Efforts to expand access to cancer treatments in Africa represent WHO’s response and the Global Health Community’s alliances with the pharmaceutical industry. WHO developed the Global action plan for the prevention and control of NCDs 2013-2020 in 2013 aiming to reduce premature mortality from cancer and other non-communicable diseases by 25% in 2025. WHO’s responses include works with global health partners to increase political commitment for cancer prevention and control, and health systems strengthening for better healthcare interventions in Africa. Multinational pharmaceutical companies such as Pfizer collaborate with other global health actors to provide access to critical cancer treatments in a few African countries. Although I would say these efforts addressed some aspects of the problem, they were just steps to advanced cancer treatment in Africa and not the ultimate solutions. The problem needs sustainable solutions from global and regional actors. African countries share common factors that I assume are causing the types of cancer that are common amongst the African population and undermining interventions. The way cancer is misunderstood, diagnosed and treated in Africa is worse than is in other parts of the world.
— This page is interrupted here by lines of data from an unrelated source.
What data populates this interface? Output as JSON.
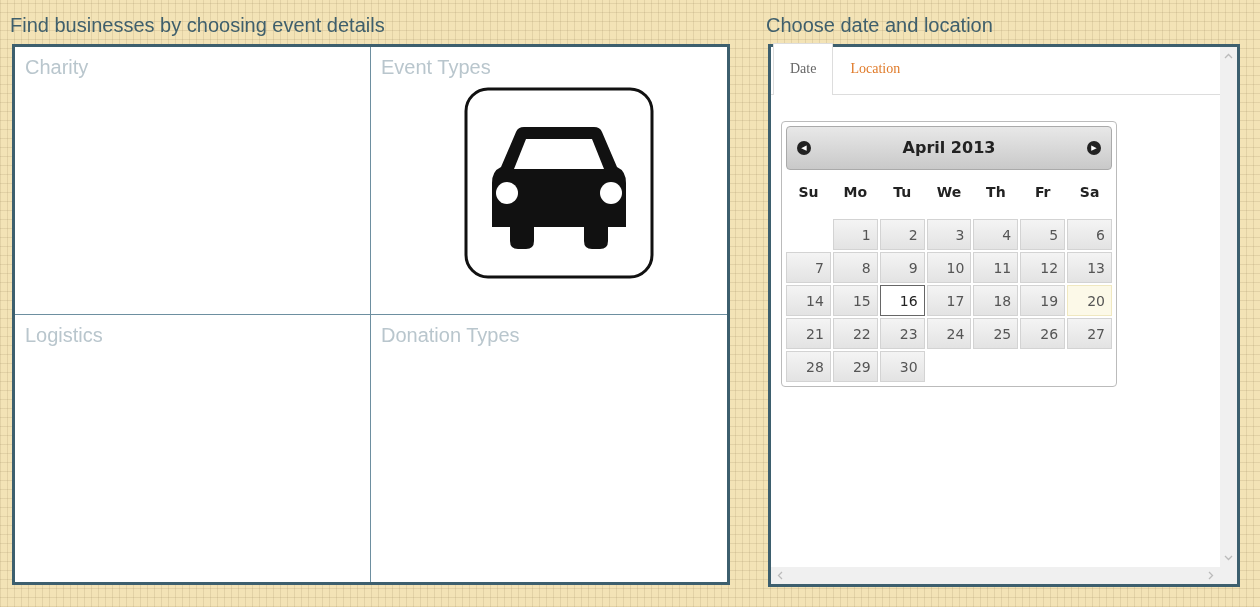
{
  "event_panel": {
    "title": "Find businesses by choosing event details",
    "quadrants": [
      {
        "label": "Charity",
        "kind": "empty"
      },
      {
        "label": "Event Types",
        "kind": "car"
      },
      {
        "label": "Logistics",
        "kind": "empty"
      },
      {
        "label": "Donation Types",
        "kind": "empty"
      }
    ]
  },
  "date_panel": {
    "title": "Choose date and location",
    "tabs": [
      {
        "label": "Date",
        "selected": true
      },
      {
        "label": "Location",
        "selected": false
      }
    ],
    "calendar": {
      "month": "April 2013",
      "prev": "◀",
      "next": "▶",
      "weekdays": [
        "Su",
        "Mo",
        "Tu",
        "We",
        "Th",
        "Fr",
        "Sa"
      ],
      "weeks": [
        [
          {
            "kind": "blank"
          },
          {
            "label": "1",
            "selected": false,
            "today": false
          },
          {
            "label": "2",
            "selected": false,
            "today": false
          },
          {
            "label": "3",
            "selected": false,
            "today": false
          },
          {
            "label": "4",
            "selected": false,
            "today": false
          },
          {
            "label": "5",
            "selected": false,
            "today": false
          },
          {
            "label": "6",
            "selected": false,
            "today": false
          }
        ],
        [
          {
            "label": "7",
            "selected": false,
            "today": false
          },
          {
            "label": "8",
            "selected": false,
            "today": false
          },
          {
            "label": "9",
            "selected": false,
            "today": false
          },
          {
            "label": "10",
            "selected": false,
            "today": false
          },
          {
            "label": "11",
            "selected": false,
            "today": false
          },
          {
            "label": "12",
            "selected": false,
            "today": false
          },
          {
            "label": "13",
            "selected": false,
            "today": false
          }
        ],
        [
          {
            "label": "14",
            "selected": false,
            "today": false
          },
          {
            "label": "15",
            "selected": false,
            "today": false
          },
          {
            "label": "16",
            "selected": true,
            "today": false
          },
          {
            "label": "17",
            "selected": false,
            "today": false
          },
          {
            "label": "18",
            "selected": false,
            "today": false
          },
          {
            "label": "19",
            "selected": false,
            "today": false
          },
          {
            "label": "20",
            "selected": false,
            "today": true
          }
        ],
        [
          {
            "label": "21",
            "selected": false,
            "today": false
          },
          {
            "label": "22",
            "selected": false,
            "today": false
          },
          {
            "label": "23",
            "selected": false,
            "today": false
          },
          {
            "label": "24",
            "selected": false,
            "today": false
          },
          {
            "label": "25",
            "selected": false,
            "today": false
          },
          {
            "label": "26",
            "selected": false,
            "today": false
          },
          {
            "label": "27",
            "selected": false,
            "today": false
          }
        ],
        [
          {
            "label": "28",
            "selected": false,
            "today": false
          },
          {
            "label": "29",
            "selected": false,
            "today": false
          },
          {
            "label": "30",
            "selected": false,
            "today": false
          },
          {
            "kind": "blank"
          },
          {
            "kind": "blank"
          },
          {
            "kind": "blank"
          },
          {
            "kind": "blank"
          }
        ]
      ]
    }
  }
}
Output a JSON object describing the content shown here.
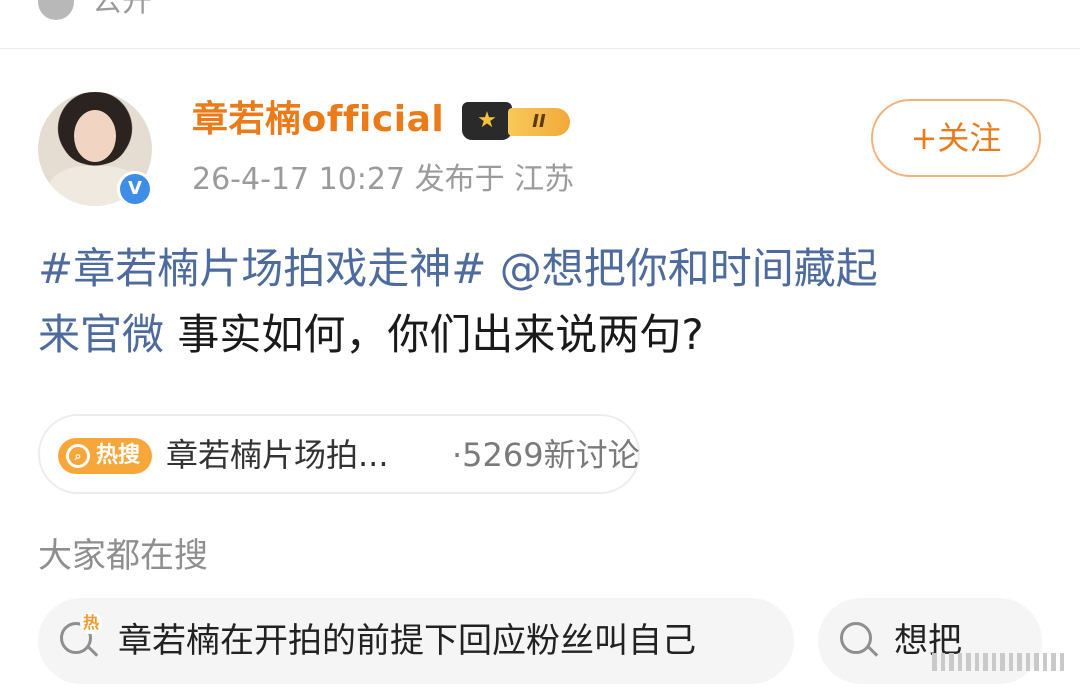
{
  "top": {
    "visibility_label": "公开"
  },
  "author": {
    "name": "章若楠official",
    "verified_mark": "V",
    "member_level": "II",
    "crown_icon": "crown-icon",
    "timestamp": "26-4-17 10:27",
    "location_text": "发布于 江苏",
    "follow_label": "+关注"
  },
  "post": {
    "hashtag": "#章若楠片场拍戏走神#",
    "mention_line1": "@想把你和时间藏起",
    "mention_line2": "来官微",
    "body": "事实如何，你们出来说两句?"
  },
  "hot_search": {
    "badge": "热搜",
    "title": "章若楠片场拍...",
    "count": "·5269新讨论"
  },
  "related": {
    "title": "大家都在搜",
    "items": [
      {
        "label": "章若楠在开拍的前提下回应粉丝叫自己",
        "hot": "热"
      },
      {
        "label": "想把"
      }
    ]
  },
  "colors": {
    "author_orange": "#eb7b18",
    "link_blue": "#4e6b9e",
    "hot_orange": "#f7a73a",
    "verified_blue": "#3e8ee8"
  }
}
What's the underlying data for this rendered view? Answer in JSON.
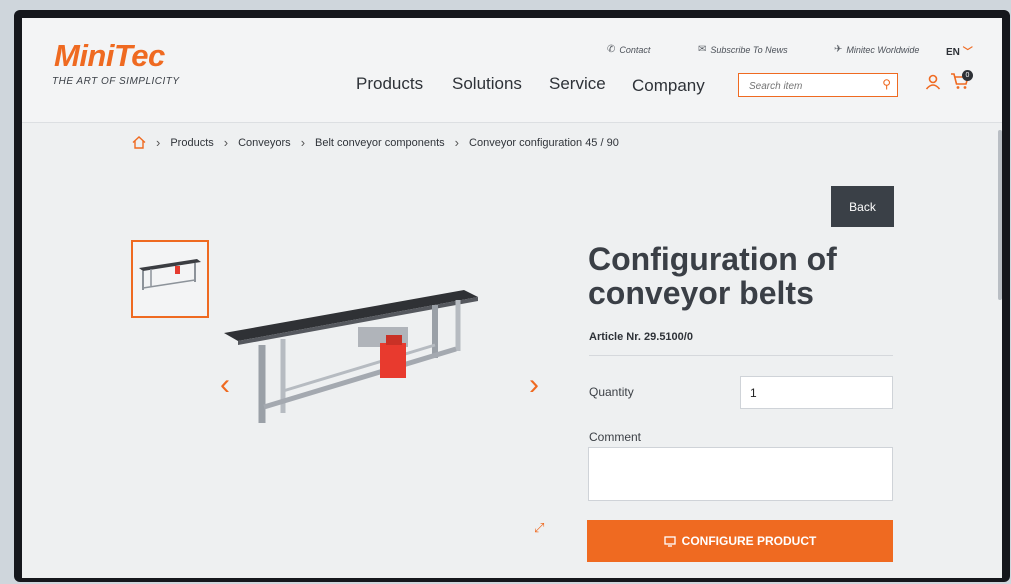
{
  "logo": {
    "name": "MiniTec",
    "tagline": "THE ART OF SIMPLICITY"
  },
  "topbar": {
    "contact": "Contact",
    "subscribe": "Subscribe To News",
    "worldwide": "Minitec Worldwide",
    "language": "EN"
  },
  "nav": [
    "Products",
    "Solutions",
    "Service",
    "Company"
  ],
  "search": {
    "placeholder": "Search item"
  },
  "cart": {
    "count": "0"
  },
  "breadcrumb": [
    "Products",
    "Conveyors",
    "Belt conveyor components",
    "Conveyor configuration 45 / 90"
  ],
  "product": {
    "back_label": "Back",
    "title": "Configuration of conveyor belts",
    "article": "Article Nr. 29.5100/0",
    "quantity_label": "Quantity",
    "quantity_value": "1",
    "comment_label": "Comment",
    "configure_label": "CONFIGURE PRODUCT"
  },
  "colors": {
    "accent": "#ef6a21",
    "dark": "#3a4047"
  },
  "icons": [
    "home-icon",
    "phone-icon",
    "mail-icon",
    "globe-icon",
    "search-icon",
    "user-icon",
    "cart-icon",
    "expand-icon",
    "monitor-icon"
  ]
}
As a health lawyer, I always consider laws as ways by which policies, guidelines, and standards are implemented at national and local levels. The world knows that soft-law mechanisms helped with the prevention and control of NCDs. African Union (AU), on the other hand, has had great experience in preparing Model laws on different subject matters including on Medical Products Regulation. For this reason, I believe it’s time to think of ways on how new or existing model laws can be developed at the AU level to respond to leading NCDs, including cancer, in the region. This law could incorporate compulsory and voluntary measures to address the critical challenges the region has in terms of funding, knowledge of risk factors and resources. Most importantly, in low-income settings such as Africa, a model law can legalize strategies that can expand access to life-saving treatments for these diseases. Deeper engagement of organizations such as the AU and the WHO AFRO Office that acknowledged and placed the right to health at the center of responses is needed for advancements in cancer care to reach patients in Africa.